So Saturday night hits and all of my plans have quietly blown themselves to tiny bits… leaving me free to take a quick run up to the Heights for Mitch Cohen’s First Saturday Arts Market. I was actually hoping to catch a couple of friends exhibiting there, but that part of my luck wasn’t on. Got to meet some new artists, though, so it’s all good.
Wandered on… even with the sun going down, this is Houston in July. I wanted SHADE.
And further in, I found shade and a fellow bookbinder, Amie Krebbs, who works in recycled cardboard and hemp (and other stuff) to create some very impressive art “Gournals.” (Don’t correct her spelling. It’s not a mistake.)
She’s self-taught, as I am, but it appears she’s much more creative about it… These Gournals are art; my journals are simply handwriting storage. And she’s mastered that tape binding, which I never have. I’m just slightly envious, though not enough to actually DO anything about it….
Wandered further yet, looking at photographs and soaps and jewelry and painting and pottery and scents (Mitch goes for variety, and very conveniently provides a list of artists for the terribly curious) and ended up catching a lesson in enameling technique from one Mary Jarvis, who paused a conversation with friend and boothmate Chris Magisano of Maggie’s Meltdown to explain to me the differences between cloisonné enamel, with which I was familiar, and champlevé enamel, a very old technique which manages to be completely new to me.
The circular piece on the display in front of Mary is cloisonné.
This is champlevé.
(The difference, for the curious, has to do with how the frame of the piece is built. Beyond that the explanation gets a little complicated. I’m not sure I understand it well enough to explain without drawings and photographs with circles and arrows….)

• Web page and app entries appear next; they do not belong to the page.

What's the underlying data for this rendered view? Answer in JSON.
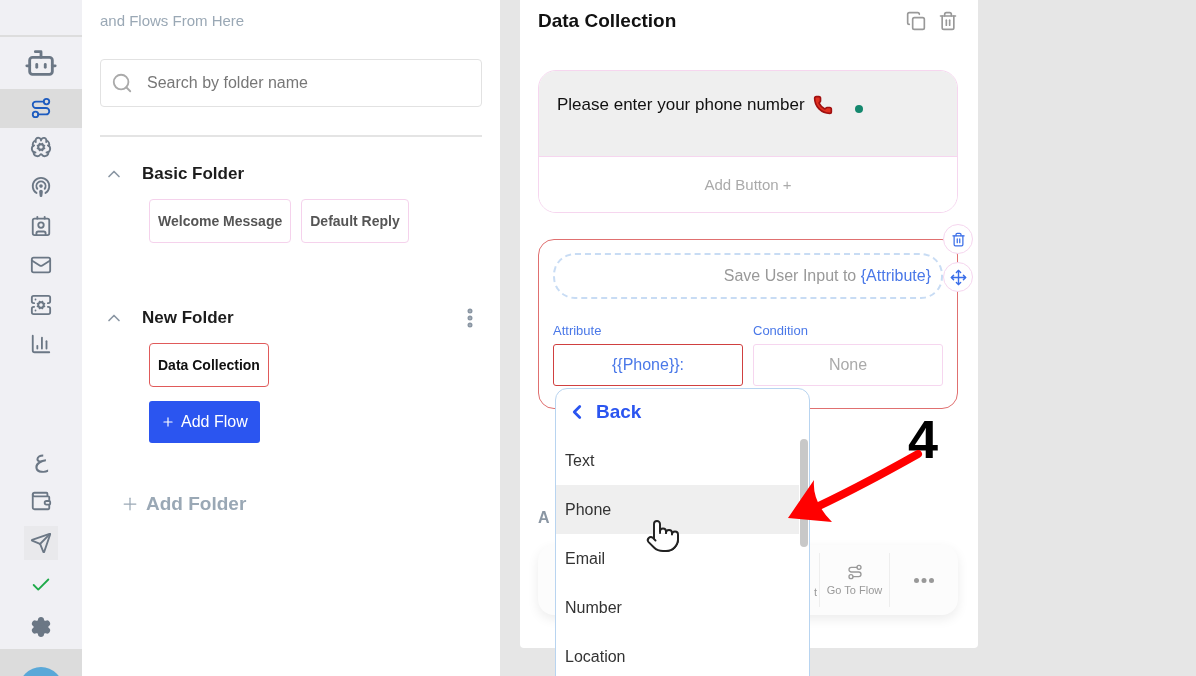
{
  "sidebar": {
    "items": [
      {
        "selected": false
      },
      {
        "selected": true
      },
      {
        "selected": false
      },
      {
        "selected": false
      },
      {
        "selected": false
      },
      {
        "selected": false
      },
      {
        "selected": false
      },
      {
        "selected": false
      }
    ],
    "bottom_items": [
      {
        "kind": "glyph",
        "glyph": "ع"
      },
      {
        "kind": "icon"
      },
      {
        "kind": "icon"
      },
      {
        "kind": "icon"
      },
      {
        "kind": "icon"
      }
    ]
  },
  "folders_panel": {
    "description": "and Flows From Here",
    "search": {
      "placeholder": "Search by folder name"
    },
    "folders": [
      {
        "name": "Basic Folder",
        "expanded": true,
        "has_menu": false,
        "flows": [
          {
            "label": "Welcome Message",
            "selected": false
          },
          {
            "label": "Default Reply",
            "selected": false
          }
        ]
      },
      {
        "name": "New Folder",
        "expanded": true,
        "has_menu": true,
        "flows": [
          {
            "label": "Data Collection",
            "selected": true
          }
        ],
        "add_flow": "Add Flow"
      }
    ],
    "add_folder": "Add Folder"
  },
  "flow_card": {
    "title": "Data Collection",
    "message": {
      "text": "Please enter your phone number",
      "add_button": "Add Button +"
    },
    "input_block": {
      "prompt": "Save User Input to ",
      "prompt_token": "{Attribute}",
      "attribute": {
        "label": "Attribute",
        "value": "{{Phone}}:"
      },
      "condition": {
        "label": "Condition",
        "value": "None"
      }
    },
    "section_label": "A",
    "toolbar": [
      {
        "kind": "cut",
        "label": "t"
      },
      {
        "kind": "action",
        "label": "Go To Flow"
      },
      {
        "kind": "more"
      }
    ]
  },
  "dropdown": {
    "back": "Back",
    "items": [
      {
        "label": "Text",
        "selected": false
      },
      {
        "label": "Phone",
        "selected": true
      },
      {
        "label": "Email",
        "selected": false
      },
      {
        "label": "Number",
        "selected": false
      },
      {
        "label": "Location",
        "selected": false
      }
    ]
  },
  "annotation": {
    "label": "4"
  }
}
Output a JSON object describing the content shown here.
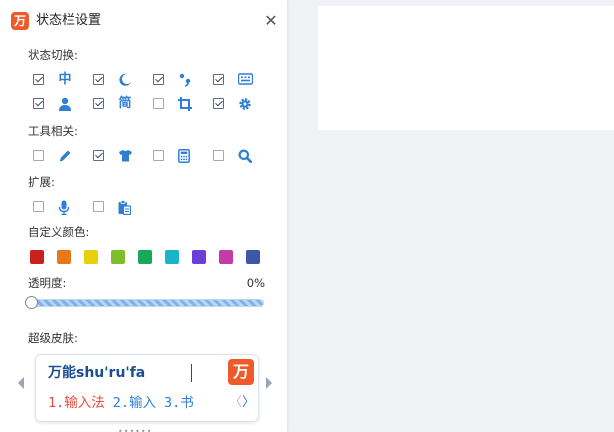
{
  "window": {
    "title": "状态栏设置",
    "logo_glyph": "万",
    "close_glyph": "✕"
  },
  "status_toggle": {
    "label": "状态切换:",
    "items": [
      {
        "icon": "chinese-mode-icon",
        "glyph": "中",
        "checked": true
      },
      {
        "icon": "moon-icon",
        "glyph": "",
        "checked": true
      },
      {
        "icon": "punctuation-icon",
        "glyph": "",
        "checked": true
      },
      {
        "icon": "keyboard-icon",
        "glyph": "",
        "checked": true
      },
      {
        "icon": "user-icon",
        "glyph": "",
        "checked": true
      },
      {
        "icon": "simplified-chinese-icon",
        "glyph": "简",
        "checked": true
      },
      {
        "icon": "crop-icon",
        "glyph": "",
        "checked": false
      },
      {
        "icon": "gear-icon",
        "glyph": "",
        "checked": true
      }
    ]
  },
  "tools": {
    "label": "工具相关:",
    "items": [
      {
        "icon": "pencil-icon",
        "checked": false
      },
      {
        "icon": "tshirt-icon",
        "checked": true
      },
      {
        "icon": "calculator-icon",
        "checked": false
      },
      {
        "icon": "search-icon",
        "checked": false
      }
    ]
  },
  "extend": {
    "label": "扩展:",
    "items": [
      {
        "icon": "microphone-icon",
        "checked": false
      },
      {
        "icon": "clipboard-icon",
        "checked": false
      }
    ]
  },
  "custom_color": {
    "label": "自定义颜色:",
    "swatches": [
      "#c9221c",
      "#e8771a",
      "#e8d10c",
      "#7cbf2a",
      "#18a85a",
      "#1ab3c9",
      "#6a3fd8",
      "#c43aa6",
      "#3d56a8"
    ]
  },
  "opacity": {
    "label": "透明度:",
    "value_text": "0%",
    "value": 0
  },
  "skin": {
    "label": "超级皮肤:",
    "preview_text": "万能shu'ru'fa",
    "logo_glyph": "万",
    "candidates": [
      "1.输入法",
      "2.输入",
      "3.书"
    ],
    "prev_glyph": "〈",
    "next_glyph": "〉"
  },
  "colors": {
    "accent": "#2f7fd5",
    "brand": "#f0592a"
  }
}
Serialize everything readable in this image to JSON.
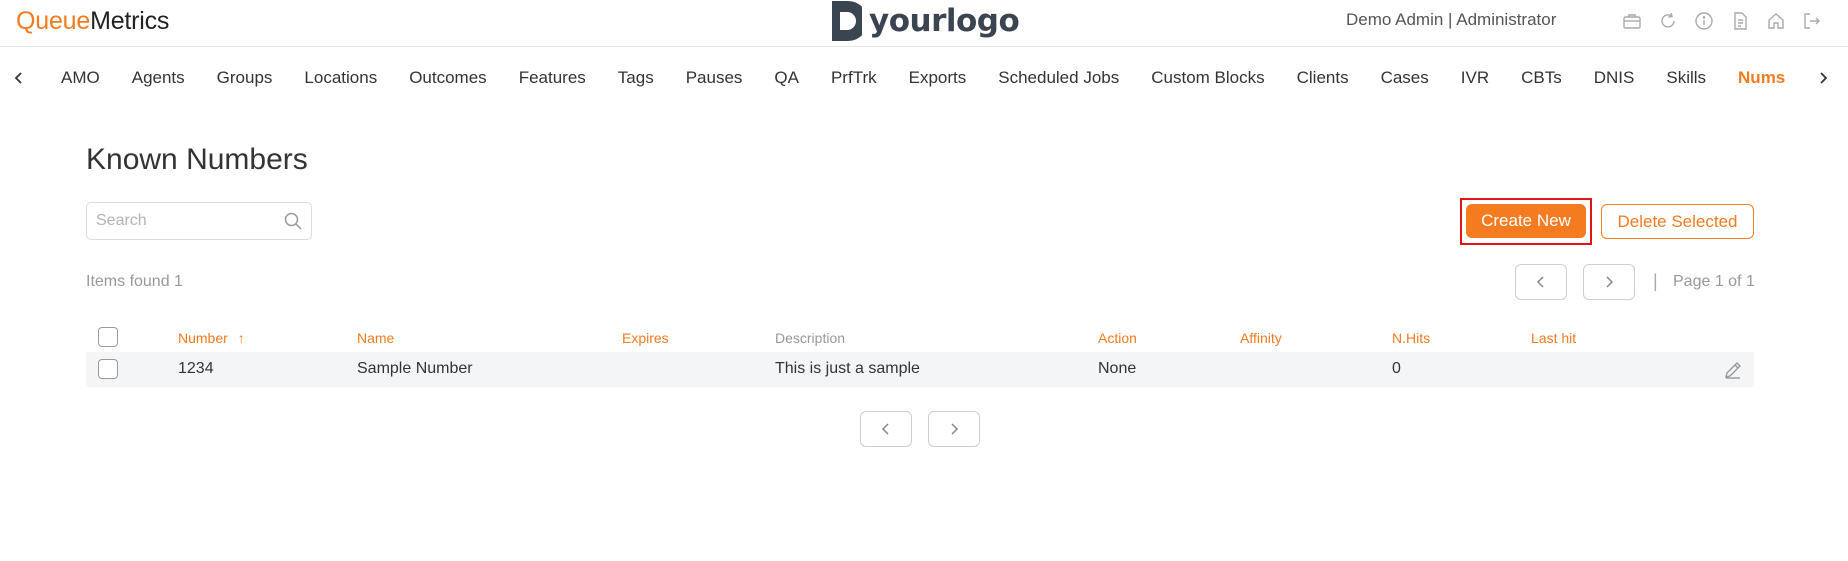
{
  "header": {
    "brand_part1": "Queue",
    "brand_part2": "Metrics",
    "logo_text": "yourlogo",
    "user": "Demo Admin | Administrator",
    "icons": [
      "briefcase-icon",
      "refresh-icon",
      "info-icon",
      "document-icon",
      "home-icon",
      "logout-icon"
    ]
  },
  "nav": {
    "items": [
      "AMO",
      "Agents",
      "Groups",
      "Locations",
      "Outcomes",
      "Features",
      "Tags",
      "Pauses",
      "QA",
      "PrfTrk",
      "Exports",
      "Scheduled Jobs",
      "Custom Blocks",
      "Clients",
      "Cases",
      "IVR",
      "CBTs",
      "DNIS",
      "Skills",
      "Nums"
    ],
    "active": "Nums"
  },
  "main": {
    "title": "Known Numbers",
    "search_placeholder": "Search",
    "create_label": "Create New",
    "delete_label": "Delete Selected",
    "items_found": "Items found 1",
    "pager_sep": "|",
    "page_info": "Page 1 of 1"
  },
  "table": {
    "columns": [
      "Number",
      "Name",
      "Expires",
      "Description",
      "Action",
      "Affinity",
      "N.Hits",
      "Last hit"
    ],
    "sort_indicator": "↑",
    "rows": [
      {
        "number": "1234",
        "name": "Sample Number",
        "expires": "",
        "description": "This is just a sample",
        "action": "None",
        "affinity": "",
        "nhits": "0",
        "last_hit": ""
      }
    ]
  },
  "colors": {
    "accent": "#f47b20",
    "highlight": "#e31414"
  }
}
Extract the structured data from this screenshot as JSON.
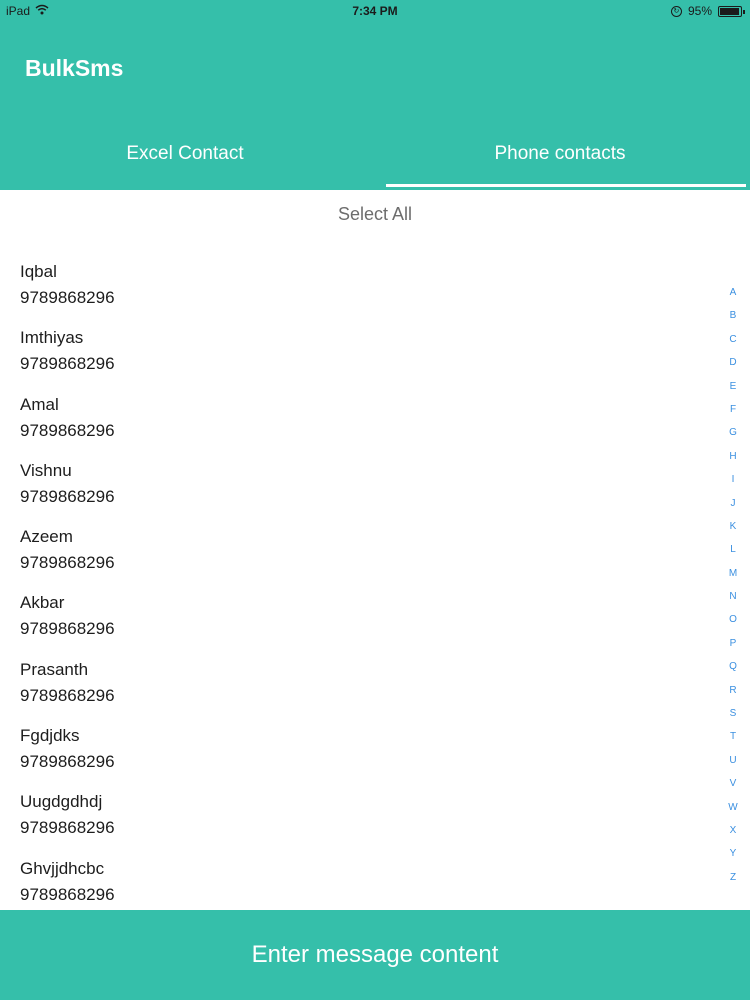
{
  "status_bar": {
    "device": "iPad",
    "time": "7:34 PM",
    "battery": "95%",
    "battery_level": 0.95
  },
  "header": {
    "title": "BulkSms",
    "tabs": [
      {
        "label": "Excel Contact",
        "selected": false
      },
      {
        "label": "Phone contacts",
        "selected": true
      }
    ]
  },
  "select_all_label": "Select All",
  "contacts": [
    {
      "name": "Iqbal",
      "phone": "9789868296"
    },
    {
      "name": "Imthiyas",
      "phone": "9789868296"
    },
    {
      "name": "Amal",
      "phone": "9789868296"
    },
    {
      "name": "Vishnu",
      "phone": "9789868296"
    },
    {
      "name": "Azeem",
      "phone": "9789868296"
    },
    {
      "name": "Akbar",
      "phone": "9789868296"
    },
    {
      "name": "Prasanth",
      "phone": "9789868296"
    },
    {
      "name": "Fgdjdks",
      "phone": "9789868296"
    },
    {
      "name": "Uugdgdhdj",
      "phone": "9789868296"
    },
    {
      "name": "Ghvjjdhcbc",
      "phone": "9789868296"
    }
  ],
  "index_letters": [
    "A",
    "B",
    "C",
    "D",
    "E",
    "F",
    "G",
    "H",
    "I",
    "J",
    "K",
    "L",
    "M",
    "N",
    "O",
    "P",
    "Q",
    "R",
    "S",
    "T",
    "U",
    "V",
    "W",
    "X",
    "Y",
    "Z"
  ],
  "bottom_button_label": "Enter message content",
  "colors": {
    "accent": "#35bfaa",
    "index_letter": "#3a8fe0",
    "select_all": "#6d6d6d"
  },
  "icons": [
    "wifi-icon",
    "location-lock-icon",
    "battery-icon"
  ]
}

Around another corner was one Brett G. Hall, who says he wanted to be an artist for 30 years, but he went into the commercial side of the field and got caught up in that whole “making a living” thing. Now he’s doing the only thing he ever wanted to do – drawing. (But unless I’m way wrong he likes talking about it, too.)
Several of the pieces Brett showed were done with colored pencil on a colored paper, with highlights popped out in opaque white pencil. It’s a very appealing approach.
Made one more pass through the market (photojournalists are somewhat like sharks – we keep moving or we drown) and ran across John Delafield, the potter who made my late night coffee mug (the one that could double as a beer stein). He was having a very good evening, and said he’d sold all the “special” ware he’d made for the market, and a bunch of other stuff too. Always good to see him; he does wonderful work…. simple, solid, utilitarian. It’s not “fine china” but if you drop it it’s more likely to break your foot (or your floor) than crack itself. That’s my kind of work.
By this time it was getting on to closing, so there was just enough light left to grab a couple of shots of “Grifters and Shills.” It’s modern folk in the classic political/cultural tradition…
And then, one last trip past the H-Town StrEATS food truck…
And it was time to go home….